::: DATA IN THIS EXERCISE

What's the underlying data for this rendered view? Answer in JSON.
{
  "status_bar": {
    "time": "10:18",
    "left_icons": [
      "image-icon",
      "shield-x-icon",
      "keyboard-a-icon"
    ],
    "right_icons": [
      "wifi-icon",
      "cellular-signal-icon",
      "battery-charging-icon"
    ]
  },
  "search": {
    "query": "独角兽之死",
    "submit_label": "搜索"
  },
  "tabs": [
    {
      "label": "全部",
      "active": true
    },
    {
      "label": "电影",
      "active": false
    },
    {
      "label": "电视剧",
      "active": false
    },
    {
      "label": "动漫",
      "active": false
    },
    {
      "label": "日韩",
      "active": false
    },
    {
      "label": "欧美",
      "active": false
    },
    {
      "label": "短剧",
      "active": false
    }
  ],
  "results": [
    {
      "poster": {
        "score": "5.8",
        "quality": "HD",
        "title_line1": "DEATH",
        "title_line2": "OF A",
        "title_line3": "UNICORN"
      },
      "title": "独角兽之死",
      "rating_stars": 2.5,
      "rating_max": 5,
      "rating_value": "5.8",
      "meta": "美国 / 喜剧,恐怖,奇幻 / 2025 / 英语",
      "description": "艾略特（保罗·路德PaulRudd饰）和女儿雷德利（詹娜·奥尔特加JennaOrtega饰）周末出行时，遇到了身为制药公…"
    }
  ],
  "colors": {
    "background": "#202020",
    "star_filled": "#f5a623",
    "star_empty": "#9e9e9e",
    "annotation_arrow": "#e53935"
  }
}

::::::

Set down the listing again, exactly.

What's the underlying data for this rendered view? Answer in JSON.
{
  "status_bar": {
    "time": "10:18",
    "left_icons": [
      "image-icon",
      "shield-x-icon",
      "keyboard-a-icon"
    ],
    "right_icons": [
      "wifi-icon",
      "cellular-signal-icon",
      "battery-charging-icon"
    ]
  },
  "search": {
    "query": "独角兽之死",
    "submit_label": "搜索"
  },
  "tabs": [
    {
      "label": "全部",
      "active": true
    },
    {
      "label": "电影",
      "active": false
    },
    {
      "label": "电视剧",
      "active": false
    },
    {
      "label": "动漫",
      "active": false
    },
    {
      "label": "日韩",
      "active": false
    },
    {
      "label": "欧美",
      "active": false
    },
    {
      "label": "短剧",
      "active": false
    }
  ],
  "results": [
    {
      "poster": {
        "score": "5.8",
        "quality": "HD",
        "title_line1": "DEATH",
        "title_line2": "OF A",
        "title_line3": "UNICORN"
      },
      "title": "独角兽之死",
      "rating_stars": 2.5,
      "rating_max": 5,
      "rating_value": "5.8",
      "meta": "美国 / 喜剧,恐怖,奇幻 / 2025 / 英语",
      "description": "艾略特（保罗·路德PaulRudd饰）和女儿雷德利（詹娜·奥尔特加JennaOrtega饰）周末出行时，遇到了身为制药公…"
    }
  ],
  "colors": {
    "background": "#202020",
    "star_filled": "#f5a623",
    "star_empty": "#9e9e9e",
    "annotation_arrow": "#e53935"
  }
}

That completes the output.